“Broadband for All” attempts to show that closing the digital divide would not only benefit those with no or poor broadband access, but it would also be a desirable achievement for the overall health of the economy.

For the study, Deloitte says it used various models from publicly available information to assess the correlation between broadband availability and economic prosperity. Deloitte says its report substantiates three hypotheses.

First, that broadband expansion is long overdue. According to its analysis, if the U.S. had expanded broadband access by just 10% in 2016, that would have led to more than 806,000 additional jobs in 2019 (in other words, an annual creation of around 269,000 positions).

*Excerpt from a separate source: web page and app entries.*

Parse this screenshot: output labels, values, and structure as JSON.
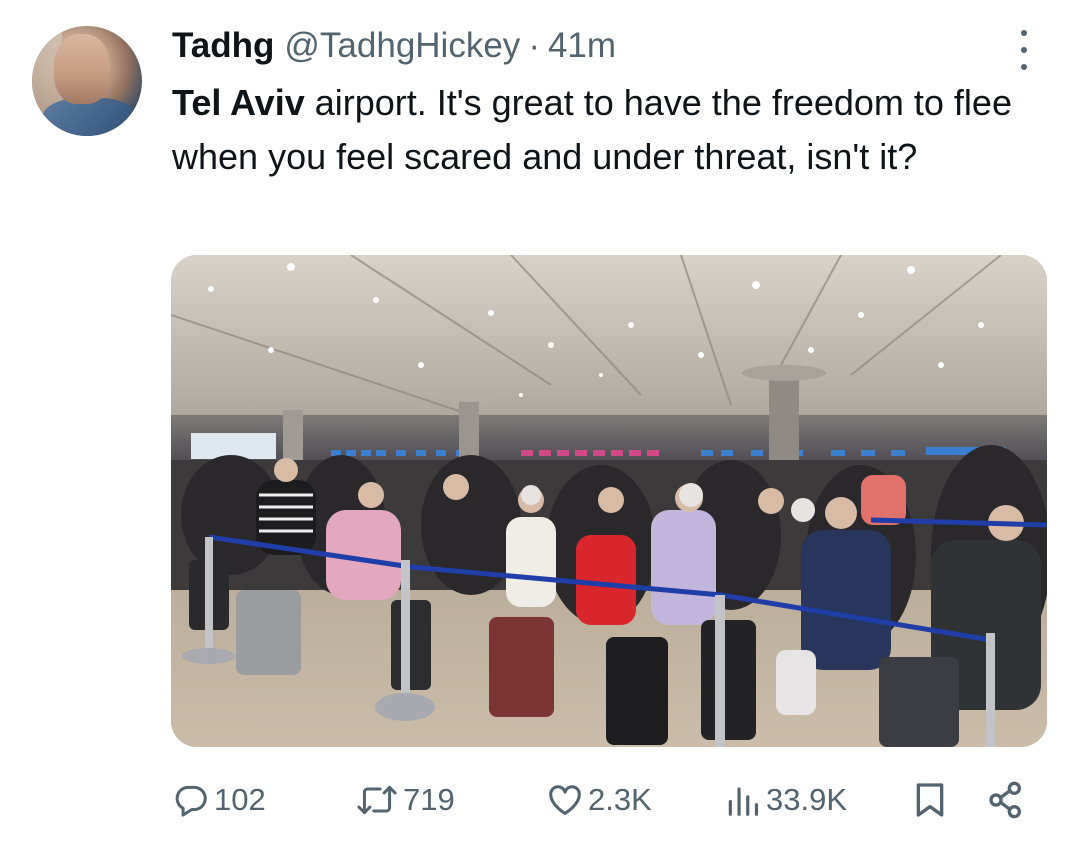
{
  "tweet": {
    "display_name": "Tadhg",
    "handle": "@TadhgHickey",
    "separator": "·",
    "time": "41m",
    "text_bold": "Tel Aviv",
    "text_rest": " airport. It's great to have the freedom to flee when you feel scared and under threat, isn't it?"
  },
  "actions": {
    "replies": "102",
    "retweets": "719",
    "likes": "2.3K",
    "views": "33.9K"
  },
  "icons": {
    "reply": "speech-bubble-icon",
    "retweet": "retweet-arrows-icon",
    "like": "heart-icon",
    "views": "bar-chart-icon",
    "bookmark": "bookmark-icon",
    "share": "share-icon",
    "more": "vertical-dots-icon"
  },
  "colors": {
    "text": "#0f1419",
    "secondary": "#536471"
  }
}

Second, Deloitte asserts that if, in 2016, the U.S. added just 10 Mbps to average internet download speeds, by 2019 this would have led to roughly 139,000 additional jobs in the country (however, Deloitte says its “analysis also indicates diminishing returns with the rate of job growth slowing as speeds continue to increase”).

And finally, the report states if the U.S. had taken the initiative to increase broadband access by a mere 10% in 2015, the result would have been more than 875,000 new jobs— as well as around $186 billion in extra-economic production.

“When it comes to the public or private broadband investments to close the digital divide, the economic benefits are clear,” Jack Fritz, principal at Deloitte, said in a press release. But such an endeavor, he added, “will require stakeholders to navigate potentially competing priorities across emerging technologies that can meet needs in the near-term, the long-term desires for faster speeds, and financial support for devices and in-home equipment.”